Mediacorp publications 8 DAYS and i-Weekly will move to become digital-only, and will have their last print editions at the end of September this year.
By Foong Woei Wan
The fake Singapore on local TV
This chronic problem has become more glaring this year. Owing to linguistic restrictions, many Channel 8 dramas take place in an HDB theme park that has been scrubbed of Singlish, incorrect Mandarin and Chinese dialects.
And although the dialect drama Eat Already? 2 has been held up as an exception to the rule, it actually makes as little sense as the Land Of Proper Mandarin. The Singapore it depicts – a country where white-collar parents speak Hokkien, not English, to their only child and young strangers burst into Cantonese, as if the Speak Mandarin Campaign was never imposed on their generation – is just as implausible as the Singapore where no one speaks Singlish.
Source: Straits Times
By Nicholas Yong
More than two decades after it was launched, and just months after it comprehensively revamped its website, news and lifestyle aggregator AsiaOne is expected to shut down as early as next month.
AsiaOne is the primary content aggregator for SPH’s publications, featuring stories from the likes of The Straits Times and The New Paper, while also syndicating content from SPH magazines, such as Her World.
The news comes on the back of Wednesday’s announcement that SPH will be cutting 230 jobs by the end of the year, as part of a previously announced 10 per cent reduction in its work force.

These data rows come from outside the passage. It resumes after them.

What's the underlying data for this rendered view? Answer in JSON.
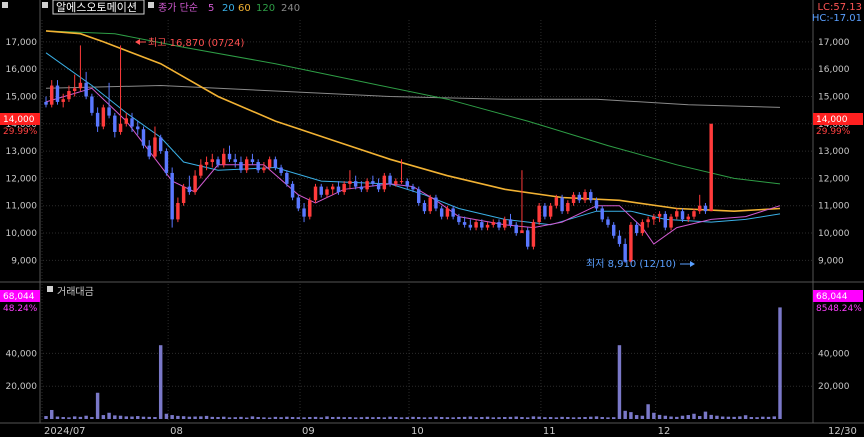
{
  "header": {
    "stock_name": "알에스오토메이션",
    "ma_label": "종가 단순",
    "ma_periods": [
      "5",
      "20",
      "60",
      "120",
      "240"
    ],
    "ma_colors": [
      "#d15ad1",
      "#3ab0e6",
      "#f2b233",
      "#2e9e46",
      "#8a8a8a"
    ],
    "lc": "LC:57.13",
    "hc": "HC:-17.01"
  },
  "annotations": {
    "high": "최고 16,870 (07/24)",
    "low": "최저 8,910 (12/10)"
  },
  "price_badge": {
    "value": "14,000",
    "change": "29.99%"
  },
  "volume_panel": {
    "title": "거래대금",
    "badge_value": "68,044",
    "badge_change": "8548.24%",
    "left_badge_change": "48.24%"
  },
  "colors": {
    "up": "#ff3b3b",
    "down": "#5a78ff",
    "volume": "#7a78c8",
    "badge": "#ff2020",
    "volume_badge": "#ff00ff",
    "grid": "#2c2c2c",
    "axis_text": "#c8c8c8"
  },
  "chart_data": [
    {
      "type": "candlestick",
      "y_ticks": [
        "17,000",
        "16,000",
        "15,000",
        "14,000",
        "13,000",
        "12,000",
        "11,000",
        "10,000",
        "9,000"
      ],
      "y_tick_values": [
        17000,
        16000,
        15000,
        14000,
        13000,
        12000,
        11000,
        10000,
        9000
      ],
      "ylim": [
        8500,
        17800
      ],
      "x_labels": [
        "2024/07",
        "08",
        "09",
        "10",
        "11",
        "12",
        "12/30"
      ],
      "x_label_days": [
        0,
        22,
        45,
        64,
        87,
        107,
        128
      ],
      "days": 129,
      "ohlc": [
        [
          14800,
          15000,
          14600,
          14700
        ],
        [
          14700,
          15600,
          14600,
          15400
        ],
        [
          15400,
          15600,
          14700,
          14800
        ],
        [
          14800,
          15100,
          14600,
          14900
        ],
        [
          14900,
          15400,
          14800,
          15200
        ],
        [
          15200,
          15800,
          15000,
          15300
        ],
        [
          15300,
          16870,
          15200,
          15500
        ],
        [
          15500,
          15900,
          14900,
          15000
        ],
        [
          15000,
          15100,
          14300,
          14400
        ],
        [
          14400,
          14600,
          13700,
          13900
        ],
        [
          13900,
          14700,
          13800,
          14600
        ],
        [
          14600,
          15500,
          14200,
          14300
        ],
        [
          14300,
          14400,
          13500,
          13700
        ],
        [
          13700,
          16870,
          13600,
          14000
        ],
        [
          14000,
          14400,
          13900,
          14200
        ],
        [
          14200,
          14400,
          13700,
          13900
        ],
        [
          13900,
          14100,
          13600,
          13800
        ],
        [
          13800,
          13900,
          13100,
          13200
        ],
        [
          13200,
          13400,
          12700,
          12800
        ],
        [
          12800,
          13900,
          12700,
          13500
        ],
        [
          13500,
          13600,
          12900,
          13000
        ],
        [
          13000,
          13100,
          12100,
          12200
        ],
        [
          12200,
          12400,
          10200,
          10500
        ],
        [
          10500,
          11300,
          10400,
          11100
        ],
        [
          11100,
          11800,
          11000,
          11700
        ],
        [
          11700,
          12100,
          11400,
          11500
        ],
        [
          11500,
          12300,
          11400,
          12100
        ],
        [
          12100,
          12700,
          12000,
          12500
        ],
        [
          12500,
          12800,
          12300,
          12600
        ],
        [
          12600,
          12900,
          12400,
          12700
        ],
        [
          12700,
          12800,
          12400,
          12500
        ],
        [
          12500,
          13100,
          12400,
          12900
        ],
        [
          12900,
          13200,
          12600,
          12700
        ],
        [
          12700,
          12900,
          12400,
          12600
        ],
        [
          12600,
          12800,
          12200,
          12300
        ],
        [
          12300,
          12800,
          12200,
          12700
        ],
        [
          12700,
          12900,
          12500,
          12600
        ],
        [
          12600,
          12700,
          12200,
          12300
        ],
        [
          12300,
          12600,
          12200,
          12400
        ],
        [
          12400,
          12800,
          12300,
          12700
        ],
        [
          12700,
          12800,
          12300,
          12400
        ],
        [
          12400,
          12500,
          12100,
          12200
        ],
        [
          12200,
          12300,
          11700,
          11800
        ],
        [
          11800,
          11900,
          11200,
          11300
        ],
        [
          11300,
          11400,
          10800,
          10900
        ],
        [
          10900,
          11100,
          10400,
          10600
        ],
        [
          10600,
          11300,
          10500,
          11200
        ],
        [
          11200,
          11800,
          11100,
          11700
        ],
        [
          11700,
          11800,
          11300,
          11400
        ],
        [
          11400,
          11700,
          11300,
          11600
        ],
        [
          11600,
          11800,
          11400,
          11700
        ],
        [
          11700,
          11900,
          11400,
          11500
        ],
        [
          11500,
          11900,
          11400,
          11800
        ],
        [
          11800,
          12300,
          11600,
          11900
        ],
        [
          11900,
          12100,
          11600,
          11700
        ],
        [
          11700,
          11900,
          11500,
          11600
        ],
        [
          11600,
          12000,
          11500,
          11900
        ],
        [
          11900,
          12100,
          11700,
          11800
        ],
        [
          11800,
          12000,
          11500,
          11600
        ],
        [
          11600,
          12200,
          11500,
          12100
        ],
        [
          12100,
          12200,
          11700,
          11800
        ],
        [
          11800,
          12000,
          11700,
          11900
        ],
        [
          11900,
          12700,
          11800,
          11900
        ],
        [
          11900,
          12000,
          11600,
          11700
        ],
        [
          11700,
          11800,
          11500,
          11600
        ],
        [
          11600,
          11700,
          11000,
          11100
        ],
        [
          11100,
          11200,
          10700,
          10800
        ],
        [
          10800,
          11400,
          10700,
          11300
        ],
        [
          11300,
          11400,
          10800,
          10900
        ],
        [
          10900,
          11000,
          10500,
          10600
        ],
        [
          10600,
          11000,
          10500,
          10900
        ],
        [
          10900,
          11000,
          10500,
          10600
        ],
        [
          10600,
          10700,
          10300,
          10400
        ],
        [
          10400,
          10600,
          10200,
          10300
        ],
        [
          10300,
          10500,
          10100,
          10200
        ],
        [
          10200,
          10500,
          10100,
          10400
        ],
        [
          10400,
          10500,
          10100,
          10200
        ],
        [
          10200,
          10400,
          10100,
          10300
        ],
        [
          10300,
          10500,
          10200,
          10400
        ],
        [
          10400,
          10500,
          10100,
          10200
        ],
        [
          10200,
          10600,
          10100,
          10500
        ],
        [
          10500,
          10700,
          10200,
          10300
        ],
        [
          10300,
          10400,
          9900,
          10000
        ],
        [
          10000,
          12300,
          10000,
          10100
        ],
        [
          10100,
          10200,
          9400,
          9500
        ],
        [
          9500,
          10500,
          9400,
          10400
        ],
        [
          10400,
          11100,
          10300,
          11000
        ],
        [
          11000,
          11100,
          10500,
          10600
        ],
        [
          10600,
          11100,
          10500,
          11000
        ],
        [
          11000,
          11400,
          10900,
          11300
        ],
        [
          11300,
          11400,
          10700,
          10800
        ],
        [
          10800,
          11200,
          10700,
          11100
        ],
        [
          11100,
          11500,
          11000,
          11400
        ],
        [
          11400,
          11500,
          11100,
          11200
        ],
        [
          11200,
          11600,
          11100,
          11500
        ],
        [
          11500,
          11600,
          11100,
          11200
        ],
        [
          11200,
          11300,
          10800,
          10900
        ],
        [
          10900,
          11000,
          10400,
          10500
        ],
        [
          10500,
          10600,
          10200,
          10300
        ],
        [
          10300,
          10400,
          9800,
          9900
        ],
        [
          9900,
          10100,
          9500,
          9600
        ],
        [
          9600,
          9800,
          8910,
          8950
        ],
        [
          8950,
          10400,
          8910,
          10300
        ],
        [
          10300,
          10400,
          9900,
          10000
        ],
        [
          10000,
          10500,
          9900,
          10400
        ],
        [
          10400,
          10600,
          10200,
          10500
        ],
        [
          10500,
          10700,
          10300,
          10600
        ],
        [
          10600,
          10800,
          10400,
          10700
        ],
        [
          10700,
          10800,
          10100,
          10200
        ],
        [
          10200,
          10700,
          10100,
          10600
        ],
        [
          10600,
          10900,
          10500,
          10800
        ],
        [
          10800,
          10900,
          10400,
          10500
        ],
        [
          10500,
          10700,
          10400,
          10600
        ],
        [
          10600,
          10900,
          10500,
          10800
        ],
        [
          10800,
          11400,
          10700,
          11000
        ],
        [
          11000,
          11100,
          10700,
          10800
        ],
        [
          10800,
          14000,
          10800,
          14000
        ]
      ],
      "ma": {
        "5": [
          [
            0,
            14800
          ],
          [
            8,
            15300
          ],
          [
            14,
            14100
          ],
          [
            22,
            11900
          ],
          [
            26,
            11500
          ],
          [
            30,
            12500
          ],
          [
            38,
            12500
          ],
          [
            44,
            11400
          ],
          [
            47,
            11100
          ],
          [
            52,
            11600
          ],
          [
            60,
            11800
          ],
          [
            64,
            11700
          ],
          [
            68,
            11200
          ],
          [
            72,
            10600
          ],
          [
            80,
            10300
          ],
          [
            85,
            10200
          ],
          [
            90,
            10400
          ],
          [
            96,
            11000
          ],
          [
            100,
            11000
          ],
          [
            104,
            10200
          ],
          [
            106,
            9600
          ],
          [
            110,
            10200
          ],
          [
            116,
            10500
          ],
          [
            122,
            10600
          ],
          [
            128,
            11000
          ]
        ],
        "20": [
          [
            0,
            16600
          ],
          [
            8,
            15400
          ],
          [
            14,
            14400
          ],
          [
            20,
            13500
          ],
          [
            24,
            12600
          ],
          [
            30,
            12300
          ],
          [
            40,
            12400
          ],
          [
            48,
            11900
          ],
          [
            60,
            11800
          ],
          [
            66,
            11400
          ],
          [
            72,
            10900
          ],
          [
            80,
            10500
          ],
          [
            88,
            10300
          ],
          [
            96,
            10800
          ],
          [
            102,
            10800
          ],
          [
            108,
            10500
          ],
          [
            116,
            10400
          ],
          [
            122,
            10500
          ],
          [
            128,
            10700
          ]
        ],
        "60": [
          [
            0,
            17400
          ],
          [
            6,
            17300
          ],
          [
            10,
            17000
          ],
          [
            20,
            16200
          ],
          [
            30,
            15000
          ],
          [
            40,
            14100
          ],
          [
            50,
            13400
          ],
          [
            60,
            12700
          ],
          [
            70,
            12100
          ],
          [
            80,
            11600
          ],
          [
            90,
            11300
          ],
          [
            100,
            11200
          ],
          [
            110,
            10900
          ],
          [
            120,
            10800
          ],
          [
            128,
            10900
          ]
        ],
        "120": [
          [
            0,
            17400
          ],
          [
            12,
            17300
          ],
          [
            24,
            16800
          ],
          [
            40,
            16200
          ],
          [
            56,
            15500
          ],
          [
            70,
            14900
          ],
          [
            84,
            14100
          ],
          [
            98,
            13200
          ],
          [
            110,
            12500
          ],
          [
            120,
            12000
          ],
          [
            128,
            11800
          ]
        ],
        "240": [
          [
            0,
            15300
          ],
          [
            20,
            15400
          ],
          [
            40,
            15200
          ],
          [
            60,
            15000
          ],
          [
            80,
            14900
          ],
          [
            96,
            14900
          ],
          [
            112,
            14700
          ],
          [
            128,
            14600
          ]
        ]
      }
    },
    {
      "type": "bar",
      "title": "거래대금",
      "y_ticks": [
        "40,000",
        "20,000"
      ],
      "y_tick_values": [
        40000,
        20000
      ],
      "ylim": [
        0,
        75000
      ],
      "values": [
        1800,
        5500,
        1500,
        1200,
        1000,
        1600,
        1300,
        2000,
        1200,
        16000,
        2400,
        3800,
        2200,
        2000,
        1600,
        1500,
        1800,
        1400,
        1300,
        1200,
        45000,
        3200,
        2400,
        1900,
        1700,
        1400,
        1500,
        1600,
        1900,
        1300,
        1200,
        1400,
        1000,
        1100,
        1300,
        900,
        1600,
        1200,
        1000,
        900,
        1300,
        1100,
        1400,
        1200,
        1100,
        1000,
        1200,
        1300,
        1000,
        1600,
        1200,
        1300,
        1100,
        1200,
        1000,
        1100,
        1300,
        1100,
        1200,
        1000,
        1400,
        1200,
        1000,
        1100,
        1300,
        1200,
        1000,
        1100,
        1400,
        1200,
        1100,
        1000,
        1200,
        1300,
        1500,
        1100,
        1200,
        1400,
        1000,
        1100,
        1200,
        1300,
        1500,
        1200,
        1000,
        1600,
        1400,
        1100,
        1200,
        1000,
        1300,
        1200,
        1000,
        1100,
        1200,
        1400,
        1600,
        1200,
        1000,
        1100,
        45000,
        5000,
        4200,
        2400,
        2000,
        9000,
        3800,
        2500,
        2000,
        1500,
        1300,
        2000,
        2400,
        3200,
        1800,
        4500,
        2500,
        2000,
        1500,
        1400,
        1300,
        1600,
        2300,
        1200,
        1100,
        1400,
        1300,
        1600,
        68044
      ]
    }
  ]
}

Singapore Press Holdings plans to divest its 20 per cent stake in Mediacorp TV (which owns Channels 5, 8 and U and Mediacorp Studios) and 40 per cent stake in Mediacorp Press, the publisher of the Today newspaper, for $18 million, the firm said on Friday (Aug 25).
SPH expects to record a writedown of about $31 million in its books. The deal is likely to be completed at the end of September.
The deal comes 12 years after SPH purchased the stakes as part of a media industry asset consolidation in 2005. During the consolidation, SPH transferred a TV channel to Mediacorp and took a 20 per cent stake in Mediacorp TV.
SPH also merged its free newspaper Streats with Today, and invested in a 40 per cent stake in Mediacorp Press.
As part of the deal announced on Friday, Mediacorp will also stop publishing any soft copy or computer-readable format of Today that has the look and feel of a hardcopy version of the newspaper, for a period of five years.